Input data.
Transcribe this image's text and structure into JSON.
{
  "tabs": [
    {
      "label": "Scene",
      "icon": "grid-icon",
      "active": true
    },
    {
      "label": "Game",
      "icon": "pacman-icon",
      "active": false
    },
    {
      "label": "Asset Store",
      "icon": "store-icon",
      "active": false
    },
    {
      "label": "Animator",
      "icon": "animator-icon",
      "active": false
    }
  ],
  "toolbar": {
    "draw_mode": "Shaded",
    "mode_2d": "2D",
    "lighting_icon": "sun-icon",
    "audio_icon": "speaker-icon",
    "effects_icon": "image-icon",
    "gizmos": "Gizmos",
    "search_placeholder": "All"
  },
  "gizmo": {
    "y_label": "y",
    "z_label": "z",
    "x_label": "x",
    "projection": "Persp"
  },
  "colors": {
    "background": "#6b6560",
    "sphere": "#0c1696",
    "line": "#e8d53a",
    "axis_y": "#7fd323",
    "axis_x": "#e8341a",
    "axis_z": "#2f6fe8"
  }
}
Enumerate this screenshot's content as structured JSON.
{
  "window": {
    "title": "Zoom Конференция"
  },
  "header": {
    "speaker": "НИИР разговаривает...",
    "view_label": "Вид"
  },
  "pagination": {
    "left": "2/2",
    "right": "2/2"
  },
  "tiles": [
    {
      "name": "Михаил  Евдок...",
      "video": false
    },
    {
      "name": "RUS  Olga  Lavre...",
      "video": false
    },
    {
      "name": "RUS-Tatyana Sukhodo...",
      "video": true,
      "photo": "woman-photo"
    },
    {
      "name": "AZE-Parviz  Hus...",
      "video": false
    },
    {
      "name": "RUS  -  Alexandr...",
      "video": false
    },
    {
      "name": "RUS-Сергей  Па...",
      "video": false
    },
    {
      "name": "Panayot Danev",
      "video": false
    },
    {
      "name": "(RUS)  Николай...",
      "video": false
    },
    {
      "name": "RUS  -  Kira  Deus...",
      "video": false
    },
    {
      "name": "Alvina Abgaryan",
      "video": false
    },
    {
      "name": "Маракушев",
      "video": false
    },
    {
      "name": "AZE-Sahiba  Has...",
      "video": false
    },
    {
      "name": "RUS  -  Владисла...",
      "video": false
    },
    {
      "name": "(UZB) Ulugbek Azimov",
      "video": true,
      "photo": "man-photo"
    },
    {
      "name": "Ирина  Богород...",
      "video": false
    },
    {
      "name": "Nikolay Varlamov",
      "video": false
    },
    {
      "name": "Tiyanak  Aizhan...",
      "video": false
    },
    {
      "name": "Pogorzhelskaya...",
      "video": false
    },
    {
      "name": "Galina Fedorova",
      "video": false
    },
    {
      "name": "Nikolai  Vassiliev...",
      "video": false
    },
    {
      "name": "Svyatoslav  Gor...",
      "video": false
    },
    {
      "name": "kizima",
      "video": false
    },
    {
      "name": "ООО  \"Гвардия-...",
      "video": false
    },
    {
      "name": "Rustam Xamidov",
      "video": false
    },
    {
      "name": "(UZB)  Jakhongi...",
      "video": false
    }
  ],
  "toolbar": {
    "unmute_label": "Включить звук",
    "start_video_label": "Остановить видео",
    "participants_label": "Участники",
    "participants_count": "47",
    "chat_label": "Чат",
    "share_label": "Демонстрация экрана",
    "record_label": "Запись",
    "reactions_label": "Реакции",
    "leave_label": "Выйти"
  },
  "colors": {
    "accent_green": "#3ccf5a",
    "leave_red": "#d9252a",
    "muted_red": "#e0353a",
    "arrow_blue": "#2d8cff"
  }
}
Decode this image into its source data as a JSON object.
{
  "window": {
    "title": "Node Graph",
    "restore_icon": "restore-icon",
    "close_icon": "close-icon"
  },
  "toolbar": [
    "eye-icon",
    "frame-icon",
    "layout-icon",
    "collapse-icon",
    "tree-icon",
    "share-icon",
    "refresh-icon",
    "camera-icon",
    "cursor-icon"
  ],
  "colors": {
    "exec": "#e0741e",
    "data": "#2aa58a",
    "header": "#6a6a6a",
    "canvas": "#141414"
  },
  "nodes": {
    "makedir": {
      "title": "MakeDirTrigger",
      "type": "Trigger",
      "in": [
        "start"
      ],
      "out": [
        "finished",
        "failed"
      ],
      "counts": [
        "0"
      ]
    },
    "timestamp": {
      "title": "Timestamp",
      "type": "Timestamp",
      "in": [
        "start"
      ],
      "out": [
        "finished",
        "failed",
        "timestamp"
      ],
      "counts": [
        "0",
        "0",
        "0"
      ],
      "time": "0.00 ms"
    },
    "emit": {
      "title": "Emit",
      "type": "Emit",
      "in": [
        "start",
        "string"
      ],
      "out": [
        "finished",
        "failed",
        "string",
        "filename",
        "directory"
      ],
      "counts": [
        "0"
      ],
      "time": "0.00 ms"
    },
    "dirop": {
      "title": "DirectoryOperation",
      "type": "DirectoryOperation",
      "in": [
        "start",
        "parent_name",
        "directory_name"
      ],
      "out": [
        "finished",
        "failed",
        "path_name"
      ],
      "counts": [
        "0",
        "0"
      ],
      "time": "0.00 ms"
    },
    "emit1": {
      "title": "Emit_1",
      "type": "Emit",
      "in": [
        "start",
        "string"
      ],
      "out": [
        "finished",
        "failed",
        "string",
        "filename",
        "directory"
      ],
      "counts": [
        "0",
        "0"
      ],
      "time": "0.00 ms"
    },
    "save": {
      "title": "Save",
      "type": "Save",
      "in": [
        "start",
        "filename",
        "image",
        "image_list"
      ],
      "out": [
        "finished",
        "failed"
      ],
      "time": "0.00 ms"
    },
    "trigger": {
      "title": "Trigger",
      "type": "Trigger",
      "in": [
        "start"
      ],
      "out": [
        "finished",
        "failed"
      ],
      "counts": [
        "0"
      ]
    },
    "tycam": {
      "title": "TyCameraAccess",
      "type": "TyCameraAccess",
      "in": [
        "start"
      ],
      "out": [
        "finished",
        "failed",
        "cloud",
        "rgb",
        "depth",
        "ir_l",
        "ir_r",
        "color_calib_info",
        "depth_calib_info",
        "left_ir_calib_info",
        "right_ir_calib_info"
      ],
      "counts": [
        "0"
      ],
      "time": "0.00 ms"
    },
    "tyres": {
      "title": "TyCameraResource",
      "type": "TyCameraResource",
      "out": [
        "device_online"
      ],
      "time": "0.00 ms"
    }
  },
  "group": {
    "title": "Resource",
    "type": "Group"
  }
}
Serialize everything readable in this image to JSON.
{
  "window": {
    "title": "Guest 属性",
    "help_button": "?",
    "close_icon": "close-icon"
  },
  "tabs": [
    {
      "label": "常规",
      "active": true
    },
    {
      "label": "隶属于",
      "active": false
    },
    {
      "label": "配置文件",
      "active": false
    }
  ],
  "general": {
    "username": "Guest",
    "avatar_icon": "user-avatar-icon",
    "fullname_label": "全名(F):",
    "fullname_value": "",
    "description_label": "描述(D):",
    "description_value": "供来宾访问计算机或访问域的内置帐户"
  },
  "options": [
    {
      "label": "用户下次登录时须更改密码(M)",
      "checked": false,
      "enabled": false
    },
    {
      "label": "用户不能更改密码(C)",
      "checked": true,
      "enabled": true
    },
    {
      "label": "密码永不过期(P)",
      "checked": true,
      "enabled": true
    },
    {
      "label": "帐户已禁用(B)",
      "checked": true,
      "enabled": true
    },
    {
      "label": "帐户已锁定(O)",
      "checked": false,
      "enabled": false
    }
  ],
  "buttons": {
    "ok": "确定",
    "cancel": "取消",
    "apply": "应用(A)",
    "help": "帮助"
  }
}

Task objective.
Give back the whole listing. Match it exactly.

Task response.
Transcribe this image's text and structure into JSON.
{
  "tabs": [
    {
      "label": "Scene",
      "icon": "grid-icon",
      "active": true
    },
    {
      "label": "Game",
      "icon": "pacman-icon",
      "active": false
    },
    {
      "label": "Asset Store",
      "icon": "store-icon",
      "active": false
    },
    {
      "label": "Animator",
      "icon": "animator-icon",
      "active": false
    }
  ],
  "toolbar": {
    "draw_mode": "Shaded",
    "mode_2d": "2D",
    "lighting_icon": "sun-icon",
    "audio_icon": "speaker-icon",
    "effects_icon": "image-icon",
    "gizmos": "Gizmos",
    "search_placeholder": "All"
  },
  "gizmo": {
    "y_label": "y",
    "z_label": "z",
    "x_label": "x",
    "projection": "Persp"
  },
  "colors": {
    "background": "#6b6560",
    "sphere": "#0c1696",
    "line": "#e8d53a",
    "axis_y": "#7fd323",
    "axis_x": "#e8341a",
    "axis_z": "#2f6fe8"
  }
}
Enumerate this screenshot's content as structured JSON.
{
  "window": {
    "title": "Zoom Конференция"
  },
  "header": {
    "speaker": "НИИР разговаривает...",
    "view_label": "Вид"
  },
  "pagination": {
    "left": "2/2",
    "right": "2/2"
  },
  "tiles": [
    {
      "name": "Михаил  Евдок...",
      "video": false
    },
    {
      "name": "RUS  Olga  Lavre...",
      "video": false
    },
    {
      "name": "RUS-Tatyana Sukhodo...",
      "video": true,
      "photo": "woman-photo"
    },
    {
      "name": "AZE-Parviz  Hus...",
      "video": false
    },
    {
      "name": "RUS  -  Alexandr...",
      "video": false
    },
    {
      "name": "RUS-Сергей  Па...",
      "video": false
    },
    {
      "name": "Panayot Danev",
      "video": false
    },
    {
      "name": "(RUS)  Николай...",
      "video": false
    },
    {
      "name": "RUS  -  Kira  Deus...",
      "video": false
    },
    {
      "name": "Alvina Abgaryan",
      "video": false
    },
    {
      "name": "Маракушев",
      "video": false
    },
    {
      "name": "AZE-Sahiba  Has...",
      "video": false
    },
    {
      "name": "RUS  -  Владисла...",
      "video": false
    },
    {
      "name": "(UZB) Ulugbek Azimov",
      "video": true,
      "photo": "man-photo"
    },
    {
      "name": "Ирина  Богород...",
      "video": false
    },
    {
      "name": "Nikolay Varlamov",
      "video": false
    },
    {
      "name": "Tiyanak  Aizhan...",
      "video": false
    },
    {
      "name": "Pogorzhelskaya...",
      "video": false
    },
    {
      "name": "Galina Fedorova",
      "video": false
    },
    {
      "name": "Nikolai  Vassiliev...",
      "video": false
    },
    {
      "name": "Svyatoslav  Gor...",
      "video": false
    },
    {
      "name": "kizima",
      "video": false
    },
    {
      "name": "ООО  \"Гвардия-...",
      "video": false
    },
    {
      "name": "Rustam Xamidov",
      "video": false
    },
    {
      "name": "(UZB)  Jakhongi...",
      "video": false
    }
  ],
  "toolbar": {
    "unmute_label": "Включить звук",
    "start_video_label": "Остановить видео",
    "participants_label": "Участники",
    "participants_count": "47",
    "chat_label": "Чат",
    "share_label": "Демонстрация экрана",
    "record_label": "Запись",
    "reactions_label": "Реакции",
    "leave_label": "Выйти"
  },
  "colors": {
    "accent_green": "#3ccf5a",
    "leave_red": "#d9252a",
    "muted_red": "#e0353a",
    "arrow_blue": "#2d8cff"
  }
}
Decode this image into its source data as a JSON object.
{
  "window": {
    "title": "Node Graph",
    "restore_icon": "restore-icon",
    "close_icon": "close-icon"
  },
  "toolbar": [
    "eye-icon",
    "frame-icon",
    "layout-icon",
    "collapse-icon",
    "tree-icon",
    "share-icon",
    "refresh-icon",
    "camera-icon",
    "cursor-icon"
  ],
  "colors": {
    "exec": "#e0741e",
    "data": "#2aa58a",
    "header": "#6a6a6a",
    "canvas": "#141414"
  },
  "nodes": {
    "makedir": {
      "title": "MakeDirTrigger",
      "type": "Trigger",
      "in": [
        "start"
      ],
      "out": [
        "finished",
        "failed"
      ],
      "counts": [
        "0"
      ]
    },
    "timestamp": {
      "title": "Timestamp",
      "type": "Timestamp",
      "in": [
        "start"
      ],
      "out": [
        "finished",
        "failed",
        "timestamp"
      ],
      "counts": [
        "0",
        "0",
        "0"
      ],
      "time": "0.00 ms"
    },
    "emit": {
      "title": "Emit",
      "type": "Emit",
      "in": [
        "start",
        "string"
      ],
      "out": [
        "finished",
        "failed",
        "string",
        "filename",
        "directory"
      ],
      "counts": [
        "0"
      ],
      "time": "0.00 ms"
    },
    "dirop": {
      "title": "DirectoryOperation",
      "type": "DirectoryOperation",
      "in": [
        "start",
        "parent_name",
        "directory_name"
      ],
      "out": [
        "finished",
        "failed",
        "path_name"
      ],
      "counts": [
        "0",
        "0"
      ],
      "time": "0.00 ms"
    },
    "emit1": {
      "title": "Emit_1",
      "type": "Emit",
      "in": [
        "start",
        "string"
      ],
      "out": [
        "finished",
        "failed",
        "string",
        "filename",
        "directory"
      ],
      "counts": [
        "0",
        "0"
      ],
      "time": "0.00 ms"
    },
    "save": {
      "title": "Save",
      "type": "Save",
      "in": [
        "start",
        "filename",
        "image",
        "image_list"
      ],
      "out": [
        "finished",
        "failed"
      ],
      "time": "0.00 ms"
    },
    "trigger": {
      "title": "Trigger",
      "type": "Trigger",
      "in": [
        "start"
      ],
      "out": [
        "finished",
        "failed"
      ],
      "counts": [
        "0"
      ]
    },
    "tycam": {
      "title": "TyCameraAccess",
      "type": "TyCameraAccess",
      "in": [
        "start"
      ],
      "out": [
        "finished",
        "failed",
        "cloud",
        "rgb",
        "depth",
        "ir_l",
        "ir_r",
        "color_calib_info",
        "depth_calib_info",
        "left_ir_calib_info",
        "right_ir_calib_info"
      ],
      "counts": [
        "0"
      ],
      "time": "0.00 ms"
    },
    "tyres": {
      "title": "TyCameraResource",
      "type": "TyCameraResource",
      "out": [
        "device_online"
      ],
      "time": "0.00 ms"
    }
  },
  "group": {
    "title": "Resource",
    "type": "Group"
  }
}
Serialize everything readable in this image to JSON.
{
  "window": {
    "title": "Guest 属性",
    "help_button": "?",
    "close_icon": "close-icon"
  },
  "tabs": [
    {
      "label": "常规",
      "active": true
    },
    {
      "label": "隶属于",
      "active": false
    },
    {
      "label": "配置文件",
      "active": false
    }
  ],
  "general": {
    "username": "Guest",
    "avatar_icon": "user-avatar-icon",
    "fullname_label": "全名(F):",
    "fullname_value": "",
    "description_label": "描述(D):",
    "description_value": "供来宾访问计算机或访问域的内置帐户"
  },
  "options": [
    {
      "label": "用户下次登录时须更改密码(M)",
      "checked": false,
      "enabled": false
    },
    {
      "label": "用户不能更改密码(C)",
      "checked": true,
      "enabled": true
    },
    {
      "label": "密码永不过期(P)",
      "checked": true,
      "enabled": true
    },
    {
      "label": "帐户已禁用(B)",
      "checked": true,
      "enabled": true
    },
    {
      "label": "帐户已锁定(O)",
      "checked": false,
      "enabled": false
    }
  ],
  "buttons": {
    "ok": "确定",
    "cancel": "取消",
    "apply": "应用(A)",
    "help": "帮助"
  }
}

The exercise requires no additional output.